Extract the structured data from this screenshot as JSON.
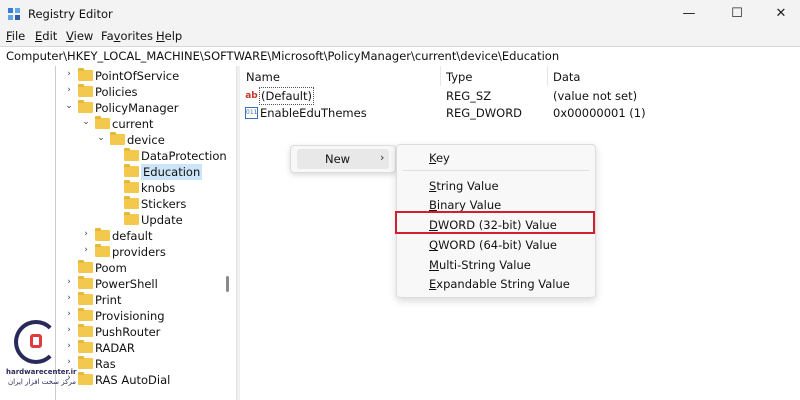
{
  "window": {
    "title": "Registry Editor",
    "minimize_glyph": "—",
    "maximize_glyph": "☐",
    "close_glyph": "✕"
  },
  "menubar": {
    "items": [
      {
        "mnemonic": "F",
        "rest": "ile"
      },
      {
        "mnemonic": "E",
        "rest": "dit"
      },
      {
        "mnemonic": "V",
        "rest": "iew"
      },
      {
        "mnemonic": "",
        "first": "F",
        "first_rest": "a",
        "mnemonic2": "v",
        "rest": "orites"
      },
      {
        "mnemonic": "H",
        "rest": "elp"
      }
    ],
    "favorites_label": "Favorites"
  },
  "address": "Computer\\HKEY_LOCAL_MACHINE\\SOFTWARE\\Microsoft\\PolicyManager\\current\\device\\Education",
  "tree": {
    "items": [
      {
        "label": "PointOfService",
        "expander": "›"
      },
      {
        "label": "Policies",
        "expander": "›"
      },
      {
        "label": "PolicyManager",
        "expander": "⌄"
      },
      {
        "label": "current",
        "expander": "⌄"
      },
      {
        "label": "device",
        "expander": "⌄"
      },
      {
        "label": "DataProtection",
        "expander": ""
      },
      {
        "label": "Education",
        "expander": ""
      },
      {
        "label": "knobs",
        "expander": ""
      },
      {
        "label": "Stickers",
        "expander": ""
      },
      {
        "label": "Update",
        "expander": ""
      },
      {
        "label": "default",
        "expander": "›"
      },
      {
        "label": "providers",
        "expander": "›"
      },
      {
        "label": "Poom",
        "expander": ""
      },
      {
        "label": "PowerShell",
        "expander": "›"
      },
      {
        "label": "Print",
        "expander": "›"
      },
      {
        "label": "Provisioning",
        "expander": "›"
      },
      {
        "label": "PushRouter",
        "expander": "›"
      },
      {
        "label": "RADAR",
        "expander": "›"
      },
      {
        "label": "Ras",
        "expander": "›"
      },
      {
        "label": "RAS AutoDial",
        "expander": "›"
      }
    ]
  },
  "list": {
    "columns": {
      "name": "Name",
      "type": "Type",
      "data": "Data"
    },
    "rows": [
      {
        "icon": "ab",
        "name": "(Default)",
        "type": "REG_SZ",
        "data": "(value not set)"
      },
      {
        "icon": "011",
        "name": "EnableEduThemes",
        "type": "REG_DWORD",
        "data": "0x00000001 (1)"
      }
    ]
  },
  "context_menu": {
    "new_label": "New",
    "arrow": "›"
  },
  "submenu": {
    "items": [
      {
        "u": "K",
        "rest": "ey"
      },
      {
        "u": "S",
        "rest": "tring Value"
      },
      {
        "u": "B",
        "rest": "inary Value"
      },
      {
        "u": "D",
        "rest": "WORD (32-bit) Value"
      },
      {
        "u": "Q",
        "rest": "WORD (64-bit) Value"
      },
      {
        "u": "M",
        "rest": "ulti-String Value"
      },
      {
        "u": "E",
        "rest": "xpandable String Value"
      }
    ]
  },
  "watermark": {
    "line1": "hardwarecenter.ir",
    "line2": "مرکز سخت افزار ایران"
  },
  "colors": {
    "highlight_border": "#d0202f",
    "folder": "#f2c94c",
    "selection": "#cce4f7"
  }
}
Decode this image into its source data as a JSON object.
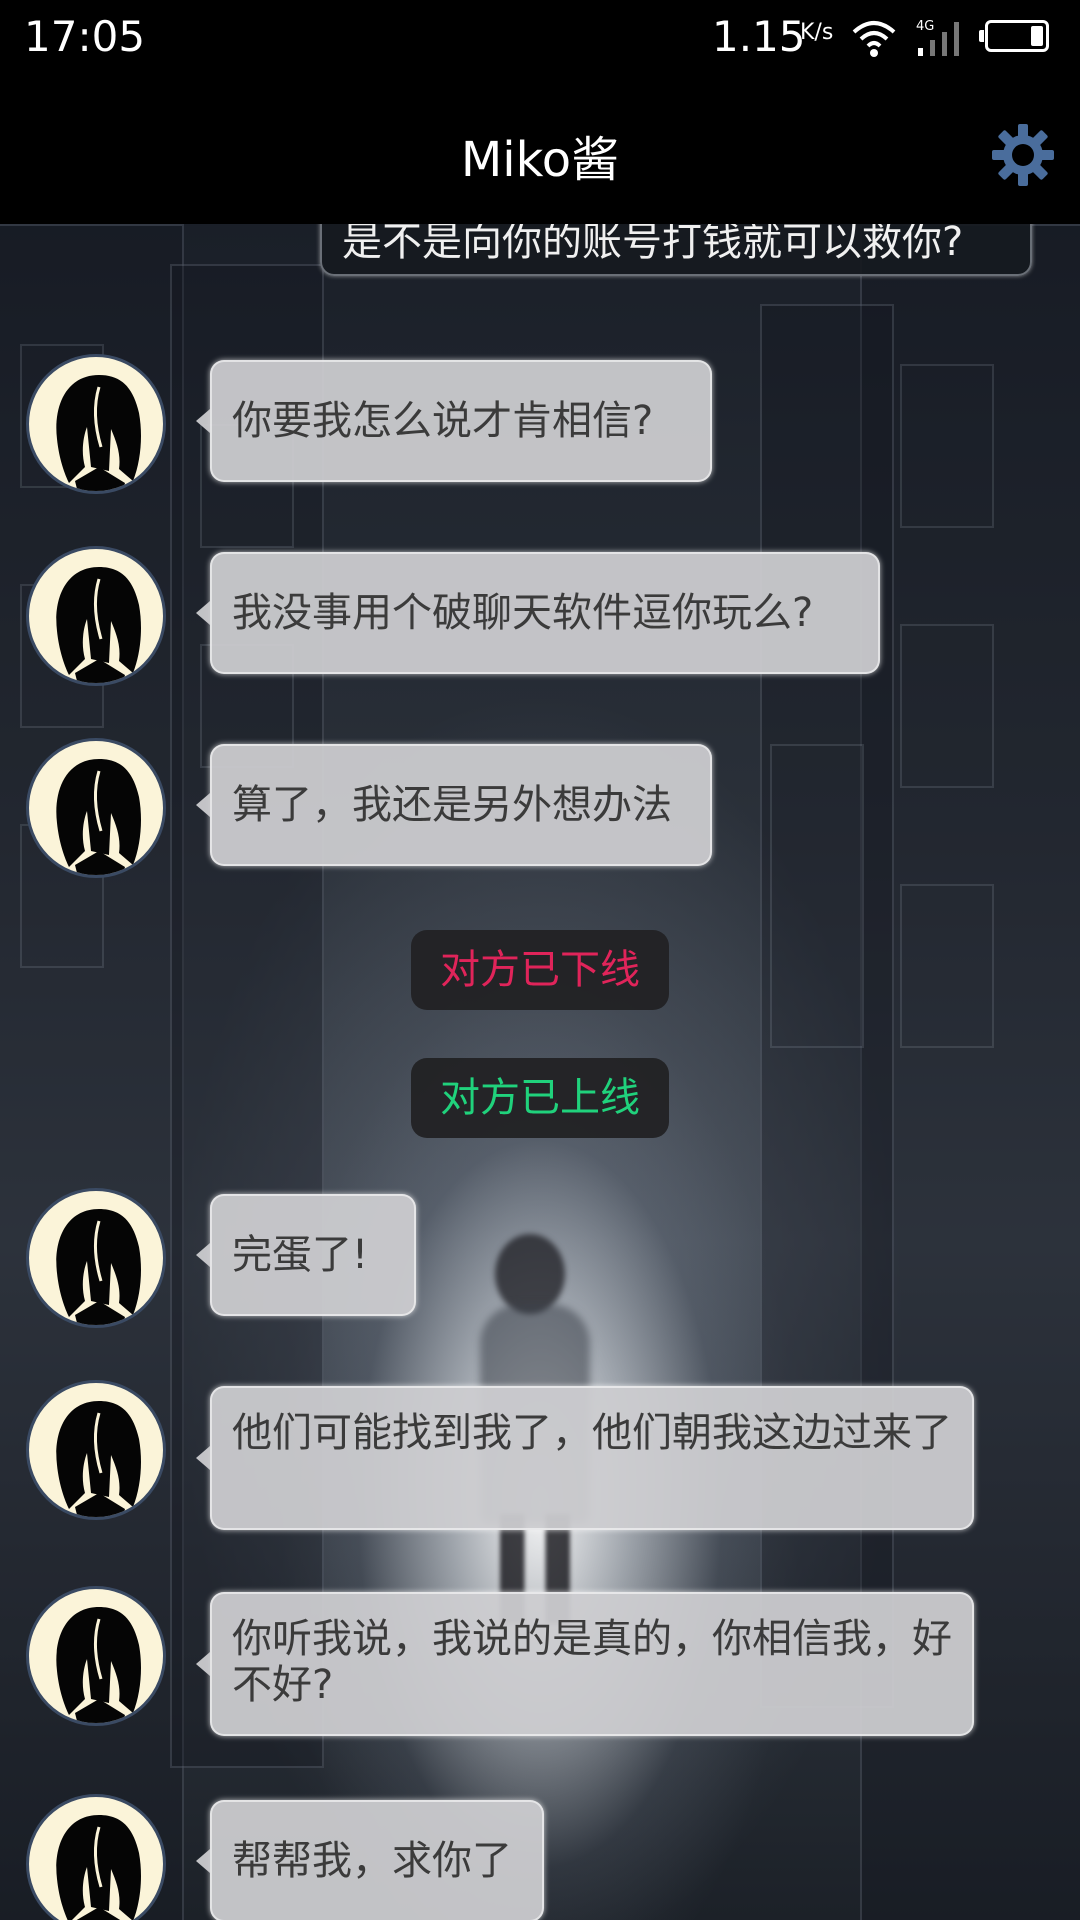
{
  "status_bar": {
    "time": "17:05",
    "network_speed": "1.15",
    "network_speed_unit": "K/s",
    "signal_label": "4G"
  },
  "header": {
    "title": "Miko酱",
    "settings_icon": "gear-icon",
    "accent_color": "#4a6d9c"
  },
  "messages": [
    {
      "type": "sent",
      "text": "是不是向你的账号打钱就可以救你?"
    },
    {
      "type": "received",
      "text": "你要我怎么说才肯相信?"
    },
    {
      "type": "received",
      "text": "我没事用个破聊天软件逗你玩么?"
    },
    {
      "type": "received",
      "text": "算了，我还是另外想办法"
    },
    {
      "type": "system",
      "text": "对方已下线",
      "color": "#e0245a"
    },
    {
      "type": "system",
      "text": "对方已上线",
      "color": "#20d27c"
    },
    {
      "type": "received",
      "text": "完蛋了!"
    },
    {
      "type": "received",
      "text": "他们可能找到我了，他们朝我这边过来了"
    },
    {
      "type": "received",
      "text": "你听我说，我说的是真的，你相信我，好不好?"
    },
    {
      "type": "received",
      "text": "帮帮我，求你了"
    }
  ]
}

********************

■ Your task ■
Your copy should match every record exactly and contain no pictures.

■ Response area ■
Extract the structured data from this screenshot as JSON.
{
  "window": {
    "title": "Registry Editor",
    "minimize_glyph": "—",
    "maximize_glyph": "☐",
    "close_glyph": "✕"
  },
  "menubar": {
    "items": [
      {
        "mnemonic": "F",
        "rest": "ile"
      },
      {
        "mnemonic": "E",
        "rest": "dit"
      },
      {
        "mnemonic": "V",
        "rest": "iew"
      },
      {
        "mnemonic": "",
        "first": "F",
        "first_rest": "a",
        "mnemonic2": "v",
        "rest": "orites"
      },
      {
        "mnemonic": "H",
        "rest": "elp"
      }
    ],
    "favorites_label": "Favorites"
  },
  "address": "Computer\\HKEY_LOCAL_MACHINE\\SOFTWARE\\Microsoft\\PolicyManager\\current\\device\\Education",
  "tree": {
    "items": [
      {
        "label": "PointOfService",
        "expander": "›"
      },
      {
        "label": "Policies",
        "expander": "›"
      },
      {
        "label": "PolicyManager",
        "expander": "⌄"
      },
      {
        "label": "current",
        "expander": "⌄"
      },
      {
        "label": "device",
        "expander": "⌄"
      },
      {
        "label": "DataProtection",
        "expander": ""
      },
      {
        "label": "Education",
        "expander": ""
      },
      {
        "label": "knobs",
        "expander": ""
      },
      {
        "label": "Stickers",
        "expander": ""
      },
      {
        "label": "Update",
        "expander": ""
      },
      {
        "label": "default",
        "expander": "›"
      },
      {
        "label": "providers",
        "expander": "›"
      },
      {
        "label": "Poom",
        "expander": ""
      },
      {
        "label": "PowerShell",
        "expander": "›"
      },
      {
        "label": "Print",
        "expander": "›"
      },
      {
        "label": "Provisioning",
        "expander": "›"
      },
      {
        "label": "PushRouter",
        "expander": "›"
      },
      {
        "label": "RADAR",
        "expander": "›"
      },
      {
        "label": "Ras",
        "expander": "›"
      },
      {
        "label": "RAS AutoDial",
        "expander": "›"
      }
    ]
  },
  "list": {
    "columns": {
      "name": "Name",
      "type": "Type",
      "data": "Data"
    },
    "rows": [
      {
        "icon": "ab",
        "name": "(Default)",
        "type": "REG_SZ",
        "data": "(value not set)"
      },
      {
        "icon": "011",
        "name": "EnableEduThemes",
        "type": "REG_DWORD",
        "data": "0x00000001 (1)"
      }
    ]
  },
  "context_menu": {
    "new_label": "New",
    "arrow": "›"
  },
  "submenu": {
    "items": [
      {
        "u": "K",
        "rest": "ey"
      },
      {
        "u": "S",
        "rest": "tring Value"
      },
      {
        "u": "B",
        "rest": "inary Value"
      },
      {
        "u": "D",
        "rest": "WORD (32-bit) Value"
      },
      {
        "u": "Q",
        "rest": "WORD (64-bit) Value"
      },
      {
        "u": "M",
        "rest": "ulti-String Value"
      },
      {
        "u": "E",
        "rest": "xpandable String Value"
      }
    ]
  },
  "watermark": {
    "line1": "hardwarecenter.ir",
    "line2": "مرکز سخت افزار ایران"
  },
  "colors": {
    "highlight_border": "#d0202f",
    "folder": "#f2c94c",
    "selection": "#cce4f7"
  }
}
Decode this image into its source data as a JSON object.
{
  "status_bar": {
    "time": "17:05",
    "network_speed": "1.15",
    "network_speed_unit": "K/s",
    "signal_label": "4G"
  },
  "header": {
    "title": "Miko酱",
    "settings_icon": "gear-icon",
    "accent_color": "#4a6d9c"
  },
  "messages": [
    {
      "type": "sent",
      "text": "是不是向你的账号打钱就可以救你?"
    },
    {
      "type": "received",
      "text": "你要我怎么说才肯相信?"
    },
    {
      "type": "received",
      "text": "我没事用个破聊天软件逗你玩么?"
    },
    {
      "type": "received",
      "text": "算了，我还是另外想办法"
    },
    {
      "type": "system",
      "text": "对方已下线",
      "color": "#e0245a"
    },
    {
      "type": "system",
      "text": "对方已上线",
      "color": "#20d27c"
    },
    {
      "type": "received",
      "text": "完蛋了!"
    },
    {
      "type": "received",
      "text": "他们可能找到我了，他们朝我这边过来了"
    },
    {
      "type": "received",
      "text": "你听我说，我说的是真的，你相信我，好不好?"
    },
    {
      "type": "received",
      "text": "帮帮我，求你了"
    }
  ]
}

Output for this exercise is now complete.